TASK DIRECTIONS:
Copy, from the listing, every line in which the string "JSON" is present.

SUPPLIED MATERIAL below:

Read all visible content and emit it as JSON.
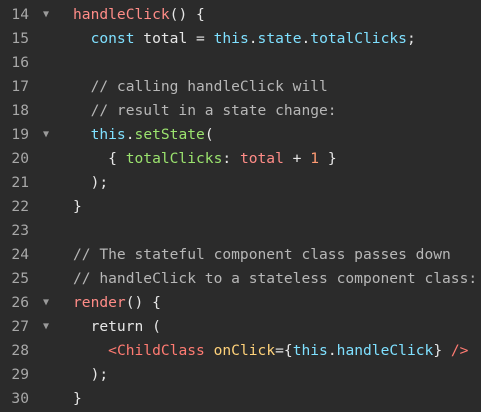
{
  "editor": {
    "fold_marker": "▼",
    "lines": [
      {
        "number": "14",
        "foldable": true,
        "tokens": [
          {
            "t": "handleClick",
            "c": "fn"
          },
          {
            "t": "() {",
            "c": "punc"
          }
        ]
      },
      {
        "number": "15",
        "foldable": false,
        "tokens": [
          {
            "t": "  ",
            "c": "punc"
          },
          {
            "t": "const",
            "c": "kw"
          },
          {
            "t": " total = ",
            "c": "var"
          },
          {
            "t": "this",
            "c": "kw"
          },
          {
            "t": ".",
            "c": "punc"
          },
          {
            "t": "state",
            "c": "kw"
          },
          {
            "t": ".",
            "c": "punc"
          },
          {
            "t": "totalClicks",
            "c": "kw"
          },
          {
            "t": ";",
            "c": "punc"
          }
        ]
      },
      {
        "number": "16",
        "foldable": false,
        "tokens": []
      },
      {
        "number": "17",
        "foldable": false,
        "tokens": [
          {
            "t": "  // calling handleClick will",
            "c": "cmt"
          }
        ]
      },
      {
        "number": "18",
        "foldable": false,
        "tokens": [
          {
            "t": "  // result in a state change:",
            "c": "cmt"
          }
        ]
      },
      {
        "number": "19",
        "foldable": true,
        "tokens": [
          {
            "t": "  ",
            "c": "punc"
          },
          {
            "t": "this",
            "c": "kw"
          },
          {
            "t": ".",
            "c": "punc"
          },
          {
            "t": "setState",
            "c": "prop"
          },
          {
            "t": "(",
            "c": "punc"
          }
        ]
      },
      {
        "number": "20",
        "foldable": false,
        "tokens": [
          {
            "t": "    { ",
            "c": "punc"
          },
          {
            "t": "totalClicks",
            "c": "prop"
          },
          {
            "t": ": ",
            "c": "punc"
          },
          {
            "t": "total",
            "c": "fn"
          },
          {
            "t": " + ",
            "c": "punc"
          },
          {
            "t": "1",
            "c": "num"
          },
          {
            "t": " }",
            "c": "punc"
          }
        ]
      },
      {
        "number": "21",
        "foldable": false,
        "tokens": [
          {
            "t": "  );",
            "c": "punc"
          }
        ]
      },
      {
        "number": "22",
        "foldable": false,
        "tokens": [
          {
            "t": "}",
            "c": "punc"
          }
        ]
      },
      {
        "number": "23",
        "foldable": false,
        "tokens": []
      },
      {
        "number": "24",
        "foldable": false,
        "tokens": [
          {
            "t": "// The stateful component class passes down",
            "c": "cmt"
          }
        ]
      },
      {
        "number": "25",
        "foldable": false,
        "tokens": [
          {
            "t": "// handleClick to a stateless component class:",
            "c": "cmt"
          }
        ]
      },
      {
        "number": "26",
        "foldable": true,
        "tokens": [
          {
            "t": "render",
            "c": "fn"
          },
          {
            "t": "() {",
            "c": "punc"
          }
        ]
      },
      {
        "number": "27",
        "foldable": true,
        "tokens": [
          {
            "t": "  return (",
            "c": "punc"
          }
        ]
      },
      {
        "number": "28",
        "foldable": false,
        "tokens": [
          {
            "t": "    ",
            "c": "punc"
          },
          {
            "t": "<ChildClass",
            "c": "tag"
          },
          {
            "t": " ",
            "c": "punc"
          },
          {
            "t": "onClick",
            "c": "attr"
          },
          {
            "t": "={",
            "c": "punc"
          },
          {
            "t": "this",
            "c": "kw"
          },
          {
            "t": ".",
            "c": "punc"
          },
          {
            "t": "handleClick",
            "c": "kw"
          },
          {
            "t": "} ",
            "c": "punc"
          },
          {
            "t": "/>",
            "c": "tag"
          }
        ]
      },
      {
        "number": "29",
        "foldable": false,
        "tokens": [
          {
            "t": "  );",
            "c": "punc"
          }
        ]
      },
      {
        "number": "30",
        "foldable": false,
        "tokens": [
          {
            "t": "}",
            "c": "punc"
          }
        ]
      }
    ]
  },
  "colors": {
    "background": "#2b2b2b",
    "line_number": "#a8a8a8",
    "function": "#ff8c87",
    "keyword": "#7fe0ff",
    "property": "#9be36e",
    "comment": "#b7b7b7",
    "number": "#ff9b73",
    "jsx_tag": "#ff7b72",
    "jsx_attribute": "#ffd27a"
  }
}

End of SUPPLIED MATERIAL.
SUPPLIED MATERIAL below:

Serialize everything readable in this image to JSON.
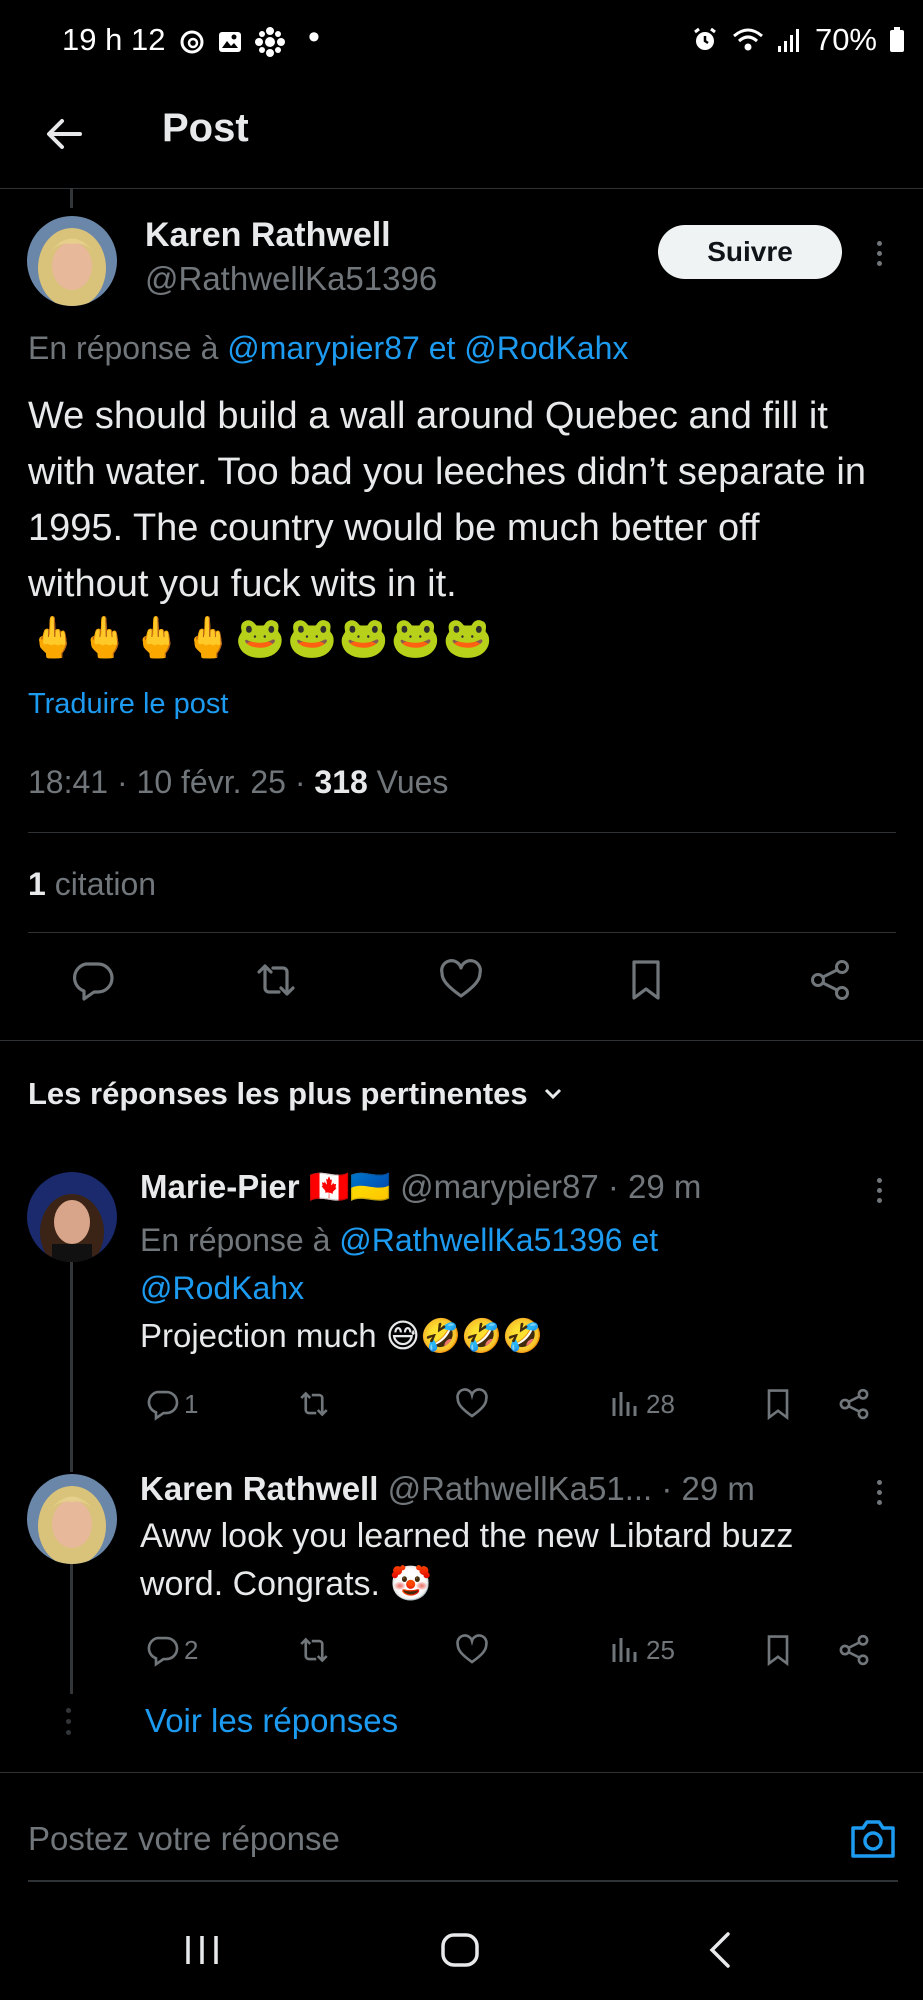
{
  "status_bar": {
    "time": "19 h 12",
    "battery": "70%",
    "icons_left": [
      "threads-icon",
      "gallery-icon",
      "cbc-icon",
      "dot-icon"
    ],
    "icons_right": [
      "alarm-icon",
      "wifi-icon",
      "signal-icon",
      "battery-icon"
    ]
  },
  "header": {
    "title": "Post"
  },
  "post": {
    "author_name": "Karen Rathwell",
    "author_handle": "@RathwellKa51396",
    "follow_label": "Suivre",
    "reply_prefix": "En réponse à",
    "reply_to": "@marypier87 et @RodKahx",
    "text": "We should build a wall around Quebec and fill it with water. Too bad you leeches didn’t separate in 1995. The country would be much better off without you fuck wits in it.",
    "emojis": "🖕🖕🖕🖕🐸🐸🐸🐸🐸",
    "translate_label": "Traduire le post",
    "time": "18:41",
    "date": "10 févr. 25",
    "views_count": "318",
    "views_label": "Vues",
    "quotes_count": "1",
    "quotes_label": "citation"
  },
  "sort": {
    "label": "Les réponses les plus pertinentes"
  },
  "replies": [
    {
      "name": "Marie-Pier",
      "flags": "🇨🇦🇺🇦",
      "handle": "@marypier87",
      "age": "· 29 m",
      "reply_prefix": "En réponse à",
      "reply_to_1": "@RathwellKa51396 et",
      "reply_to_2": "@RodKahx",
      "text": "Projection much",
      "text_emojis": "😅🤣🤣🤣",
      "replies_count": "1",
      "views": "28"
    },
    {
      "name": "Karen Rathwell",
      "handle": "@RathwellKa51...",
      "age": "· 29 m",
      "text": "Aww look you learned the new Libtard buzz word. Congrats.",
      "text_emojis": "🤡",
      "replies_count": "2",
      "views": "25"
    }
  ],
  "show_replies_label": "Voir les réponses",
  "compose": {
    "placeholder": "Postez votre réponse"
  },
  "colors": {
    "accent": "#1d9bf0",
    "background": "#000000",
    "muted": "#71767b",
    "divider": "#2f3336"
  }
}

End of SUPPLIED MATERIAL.

REPLY TO THE EXERCISE:
Read all visible content and emit it as JSON.
Serialize everything readable in this image to JSON.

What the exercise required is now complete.